Austria and Germany opted to wait seven years, the maximum delay allowed by the EU, before opening their doors to workers from the eight former communist bloc countries. Indeed, unlike Britain, Germany has always taken a long time to even acknowledge immigration as a fact.
It took Chancellor Angela Merkel’s conservative Christian Democrats until 1991 to erase the phrase “Germany is not an immigration country” from their party program. The debate is ongoing about the way immigrants, particularly those from a Muslim country like Turkey, should be integrated into German society. Today, more than 1.6 million Turks live in Germany, many first brought into the country during the 1950s and 1960s as cheap “Gastarbeiter” (guest workers) for West German industry.

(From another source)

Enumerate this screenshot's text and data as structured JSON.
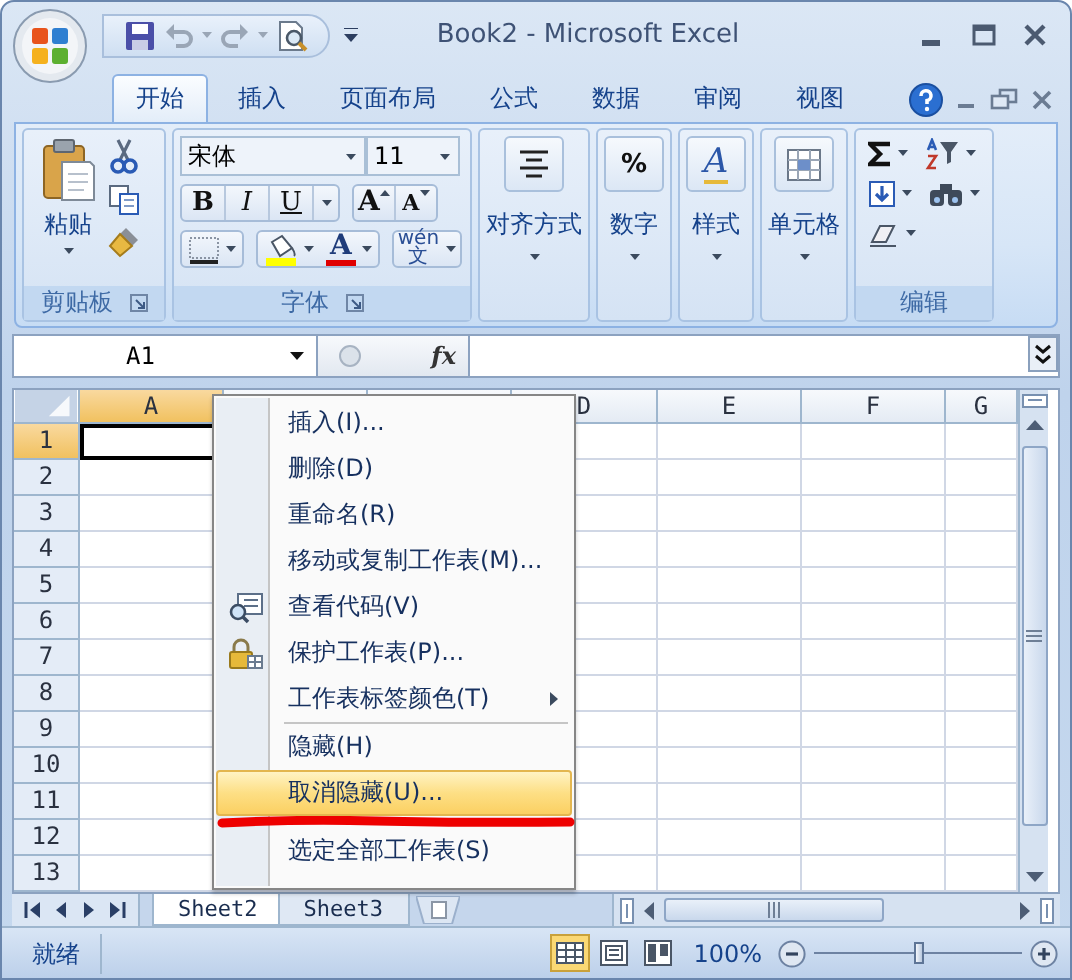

Whether the number of immigrants from Turkey will be matched by those from Germany’s largest neighbor, Poland, for example, remains to be seen. For those with higher education and good language skills, the UK and even the United States will still be more attractive destinations, although there is concern in Poland that well-trained nurses and other medical personnel may leave for Germany.
Many Poles will have good reason to stay home. Poland, the only EU country to get through the recession unharmed, is estimated to grow its economy by 3.8 percent this year. Jacek Robak, a diplomat with the Polish embassy in Berlin, says he checked with the Polish state train operator: “There are still free seats on the trains from Warsaw to Berlin!”